**INFORMATION**.

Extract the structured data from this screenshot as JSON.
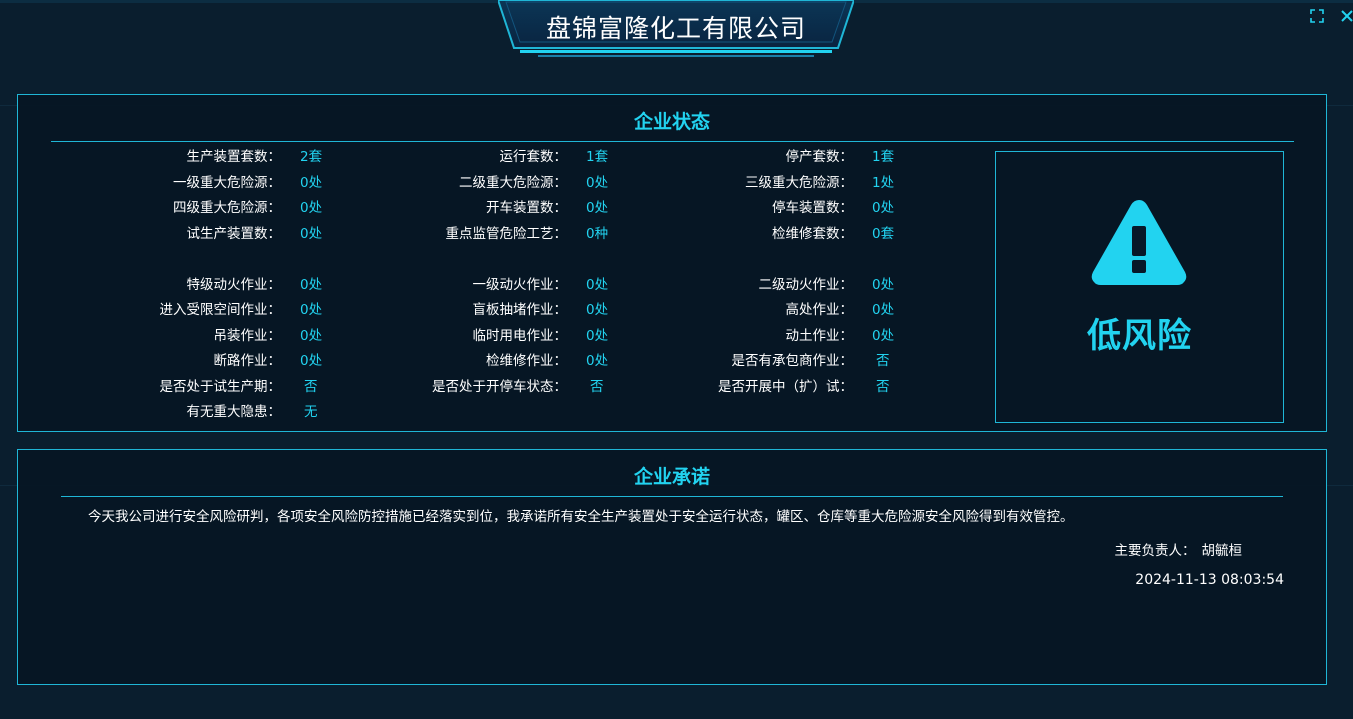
{
  "header": {
    "company_name": "盘锦富隆化工有限公司",
    "fullscreen_icon": "expand-icon",
    "close_icon": "close-icon"
  },
  "status_panel": {
    "title": "企业状态",
    "rows": [
      [
        {
          "label": "生产装置套数：",
          "value": "2套"
        },
        {
          "label": "运行套数：",
          "value": "1套"
        },
        {
          "label": "停产套数：",
          "value": "1套"
        }
      ],
      [
        {
          "label": "一级重大危险源：",
          "value": "0处"
        },
        {
          "label": "二级重大危险源：",
          "value": "0处"
        },
        {
          "label": "三级重大危险源：",
          "value": "1处"
        }
      ],
      [
        {
          "label": "四级重大危险源：",
          "value": "0处"
        },
        {
          "label": "开车装置数：",
          "value": "0处"
        },
        {
          "label": "停车装置数：",
          "value": "0处"
        }
      ],
      [
        {
          "label": "试生产装置数：",
          "value": "0处"
        },
        {
          "label": "重点监管危险工艺：",
          "value": "0种"
        },
        {
          "label": "检维修套数：",
          "value": "0套"
        }
      ],
      [
        {
          "label": "特级动火作业：",
          "value": "0处"
        },
        {
          "label": "一级动火作业：",
          "value": "0处"
        },
        {
          "label": "二级动火作业：",
          "value": "0处"
        }
      ],
      [
        {
          "label": "进入受限空间作业：",
          "value": "0处"
        },
        {
          "label": "盲板抽堵作业：",
          "value": "0处"
        },
        {
          "label": "高处作业：",
          "value": "0处"
        }
      ],
      [
        {
          "label": "吊装作业：",
          "value": "0处"
        },
        {
          "label": "临时用电作业：",
          "value": "0处"
        },
        {
          "label": "动土作业：",
          "value": "0处"
        }
      ],
      [
        {
          "label": "断路作业：",
          "value": "0处"
        },
        {
          "label": "检维修作业：",
          "value": "0处"
        },
        {
          "label": "是否有承包商作业：",
          "value": "否"
        }
      ],
      [
        {
          "label": "是否处于试生产期：",
          "value": "否"
        },
        {
          "label": "是否处于开停车状态：",
          "value": "否"
        },
        {
          "label": "是否开展中（扩）试：",
          "value": "否"
        }
      ],
      [
        {
          "label": "有无重大隐患：",
          "value": "无"
        }
      ]
    ],
    "risk": {
      "icon": "warning-triangle-icon",
      "level_text": "低风险",
      "color": "#22d3f0"
    }
  },
  "commitment_panel": {
    "title": "企业承诺",
    "text": "今天我公司进行安全风险研判，各项安全风险防控措施已经落实到位，我承诺所有安全生产装置处于安全运行状态，罐区、仓库等重大危险源安全风险得到有效管控。",
    "signer_label": "主要负责人：",
    "signer_name": "胡毓桓",
    "timestamp": "2024-11-13 08:03:54"
  },
  "colors": {
    "accent": "#22d3f0",
    "border": "#1fb6d6",
    "background": "#071828"
  }
}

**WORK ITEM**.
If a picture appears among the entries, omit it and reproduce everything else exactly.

**FINISHED EXERCISE**.
Extract the structured data from this screenshot as JSON.
{
  "header": {
    "company_name": "盘锦富隆化工有限公司",
    "fullscreen_icon": "expand-icon",
    "close_icon": "close-icon"
  },
  "status_panel": {
    "title": "企业状态",
    "rows": [
      [
        {
          "label": "生产装置套数：",
          "value": "2套"
        },
        {
          "label": "运行套数：",
          "value": "1套"
        },
        {
          "label": "停产套数：",
          "value": "1套"
        }
      ],
      [
        {
          "label": "一级重大危险源：",
          "value": "0处"
        },
        {
          "label": "二级重大危险源：",
          "value": "0处"
        },
        {
          "label": "三级重大危险源：",
          "value": "1处"
        }
      ],
      [
        {
          "label": "四级重大危险源：",
          "value": "0处"
        },
        {
          "label": "开车装置数：",
          "value": "0处"
        },
        {
          "label": "停车装置数：",
          "value": "0处"
        }
      ],
      [
        {
          "label": "试生产装置数：",
          "value": "0处"
        },
        {
          "label": "重点监管危险工艺：",
          "value": "0种"
        },
        {
          "label": "检维修套数：",
          "value": "0套"
        }
      ],
      [
        {
          "label": "特级动火作业：",
          "value": "0处"
        },
        {
          "label": "一级动火作业：",
          "value": "0处"
        },
        {
          "label": "二级动火作业：",
          "value": "0处"
        }
      ],
      [
        {
          "label": "进入受限空间作业：",
          "value": "0处"
        },
        {
          "label": "盲板抽堵作业：",
          "value": "0处"
        },
        {
          "label": "高处作业：",
          "value": "0处"
        }
      ],
      [
        {
          "label": "吊装作业：",
          "value": "0处"
        },
        {
          "label": "临时用电作业：",
          "value": "0处"
        },
        {
          "label": "动土作业：",
          "value": "0处"
        }
      ],
      [
        {
          "label": "断路作业：",
          "value": "0处"
        },
        {
          "label": "检维修作业：",
          "value": "0处"
        },
        {
          "label": "是否有承包商作业：",
          "value": "否"
        }
      ],
      [
        {
          "label": "是否处于试生产期：",
          "value": "否"
        },
        {
          "label": "是否处于开停车状态：",
          "value": "否"
        },
        {
          "label": "是否开展中（扩）试：",
          "value": "否"
        }
      ],
      [
        {
          "label": "有无重大隐患：",
          "value": "无"
        }
      ]
    ],
    "risk": {
      "icon": "warning-triangle-icon",
      "level_text": "低风险",
      "color": "#22d3f0"
    }
  },
  "commitment_panel": {
    "title": "企业承诺",
    "text": "今天我公司进行安全风险研判，各项安全风险防控措施已经落实到位，我承诺所有安全生产装置处于安全运行状态，罐区、仓库等重大危险源安全风险得到有效管控。",
    "signer_label": "主要负责人：",
    "signer_name": "胡毓桓",
    "timestamp": "2024-11-13 08:03:54"
  },
  "colors": {
    "accent": "#22d3f0",
    "border": "#1fb6d6",
    "background": "#071828"
  }
}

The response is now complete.